### Exercise prompt
Find each line below that includes "Topic", then copy it.

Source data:
++++++++

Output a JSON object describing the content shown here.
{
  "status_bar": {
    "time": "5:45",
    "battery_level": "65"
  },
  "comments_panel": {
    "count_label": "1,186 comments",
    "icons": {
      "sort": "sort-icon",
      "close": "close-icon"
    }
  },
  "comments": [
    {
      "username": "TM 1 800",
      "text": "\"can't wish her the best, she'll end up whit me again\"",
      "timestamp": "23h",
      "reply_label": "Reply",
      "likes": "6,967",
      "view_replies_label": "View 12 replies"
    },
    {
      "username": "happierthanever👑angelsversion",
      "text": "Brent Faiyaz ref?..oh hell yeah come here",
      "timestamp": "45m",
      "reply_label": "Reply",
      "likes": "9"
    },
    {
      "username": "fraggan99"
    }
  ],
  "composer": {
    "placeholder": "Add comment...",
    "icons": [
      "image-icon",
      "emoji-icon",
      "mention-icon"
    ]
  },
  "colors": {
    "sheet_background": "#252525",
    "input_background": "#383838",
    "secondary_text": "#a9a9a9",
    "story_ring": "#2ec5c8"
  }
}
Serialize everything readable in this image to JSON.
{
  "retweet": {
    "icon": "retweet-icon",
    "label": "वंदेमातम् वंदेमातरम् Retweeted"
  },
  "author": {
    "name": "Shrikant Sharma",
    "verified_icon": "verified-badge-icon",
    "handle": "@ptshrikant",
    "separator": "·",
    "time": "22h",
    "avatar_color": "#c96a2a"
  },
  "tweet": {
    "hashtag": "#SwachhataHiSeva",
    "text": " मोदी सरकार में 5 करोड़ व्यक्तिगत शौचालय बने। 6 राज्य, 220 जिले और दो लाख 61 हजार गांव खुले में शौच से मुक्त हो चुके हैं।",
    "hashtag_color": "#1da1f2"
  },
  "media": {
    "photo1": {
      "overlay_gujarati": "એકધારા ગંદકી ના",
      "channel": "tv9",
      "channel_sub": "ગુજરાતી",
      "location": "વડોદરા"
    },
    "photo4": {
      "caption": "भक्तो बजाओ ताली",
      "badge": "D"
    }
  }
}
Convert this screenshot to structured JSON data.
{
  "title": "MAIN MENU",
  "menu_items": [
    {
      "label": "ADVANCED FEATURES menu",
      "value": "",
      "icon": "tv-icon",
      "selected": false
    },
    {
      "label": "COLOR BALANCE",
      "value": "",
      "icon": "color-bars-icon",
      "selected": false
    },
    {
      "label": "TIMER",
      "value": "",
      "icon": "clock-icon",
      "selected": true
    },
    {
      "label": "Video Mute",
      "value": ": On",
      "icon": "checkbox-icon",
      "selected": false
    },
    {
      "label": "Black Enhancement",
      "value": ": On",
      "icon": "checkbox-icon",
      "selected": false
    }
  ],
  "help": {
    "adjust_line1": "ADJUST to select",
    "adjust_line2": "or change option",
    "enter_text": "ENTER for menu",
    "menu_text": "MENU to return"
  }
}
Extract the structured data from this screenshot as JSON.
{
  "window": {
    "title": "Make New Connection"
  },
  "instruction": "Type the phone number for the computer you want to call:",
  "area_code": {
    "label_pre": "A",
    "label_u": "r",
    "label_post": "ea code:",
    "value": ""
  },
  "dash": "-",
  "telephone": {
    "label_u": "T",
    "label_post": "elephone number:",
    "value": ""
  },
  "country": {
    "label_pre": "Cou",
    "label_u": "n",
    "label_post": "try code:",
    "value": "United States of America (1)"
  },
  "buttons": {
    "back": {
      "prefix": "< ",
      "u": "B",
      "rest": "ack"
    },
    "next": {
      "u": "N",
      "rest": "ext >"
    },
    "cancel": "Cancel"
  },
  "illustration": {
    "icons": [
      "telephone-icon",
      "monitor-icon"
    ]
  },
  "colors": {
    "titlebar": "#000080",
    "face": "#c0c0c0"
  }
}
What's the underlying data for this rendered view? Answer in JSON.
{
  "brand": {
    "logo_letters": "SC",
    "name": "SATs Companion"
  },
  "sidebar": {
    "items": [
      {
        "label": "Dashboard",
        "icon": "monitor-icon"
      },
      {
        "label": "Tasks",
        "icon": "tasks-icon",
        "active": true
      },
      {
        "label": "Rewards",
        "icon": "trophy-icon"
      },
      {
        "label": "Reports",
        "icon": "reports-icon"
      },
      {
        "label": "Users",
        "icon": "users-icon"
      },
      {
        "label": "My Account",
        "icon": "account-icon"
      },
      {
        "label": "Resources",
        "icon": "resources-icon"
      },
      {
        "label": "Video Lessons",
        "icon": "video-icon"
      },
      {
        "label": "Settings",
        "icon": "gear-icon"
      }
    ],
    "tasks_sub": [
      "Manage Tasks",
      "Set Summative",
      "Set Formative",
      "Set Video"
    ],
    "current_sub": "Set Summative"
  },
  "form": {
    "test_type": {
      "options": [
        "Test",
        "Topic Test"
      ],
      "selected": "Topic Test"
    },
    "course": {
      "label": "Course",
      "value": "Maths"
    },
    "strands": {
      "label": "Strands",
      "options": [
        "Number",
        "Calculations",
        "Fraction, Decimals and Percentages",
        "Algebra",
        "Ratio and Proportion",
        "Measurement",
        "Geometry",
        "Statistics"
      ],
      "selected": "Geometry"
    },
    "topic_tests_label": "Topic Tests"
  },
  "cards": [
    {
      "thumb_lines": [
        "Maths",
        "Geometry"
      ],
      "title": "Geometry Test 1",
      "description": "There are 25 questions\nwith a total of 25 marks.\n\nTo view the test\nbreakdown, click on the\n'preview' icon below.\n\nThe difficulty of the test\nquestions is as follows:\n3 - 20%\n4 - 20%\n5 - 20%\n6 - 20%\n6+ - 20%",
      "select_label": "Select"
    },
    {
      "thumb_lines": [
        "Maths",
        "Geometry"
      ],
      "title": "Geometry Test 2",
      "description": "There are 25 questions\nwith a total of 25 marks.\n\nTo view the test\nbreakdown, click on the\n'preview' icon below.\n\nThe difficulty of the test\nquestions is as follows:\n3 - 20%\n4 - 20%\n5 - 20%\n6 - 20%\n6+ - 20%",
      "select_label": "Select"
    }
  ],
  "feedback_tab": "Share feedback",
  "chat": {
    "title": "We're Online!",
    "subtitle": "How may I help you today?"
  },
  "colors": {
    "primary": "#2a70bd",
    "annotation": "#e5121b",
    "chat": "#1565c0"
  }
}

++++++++

### Task answer
        "Topic Test"
      "selected": "Topic Test"
    "topic_tests_label": "Topic Tests"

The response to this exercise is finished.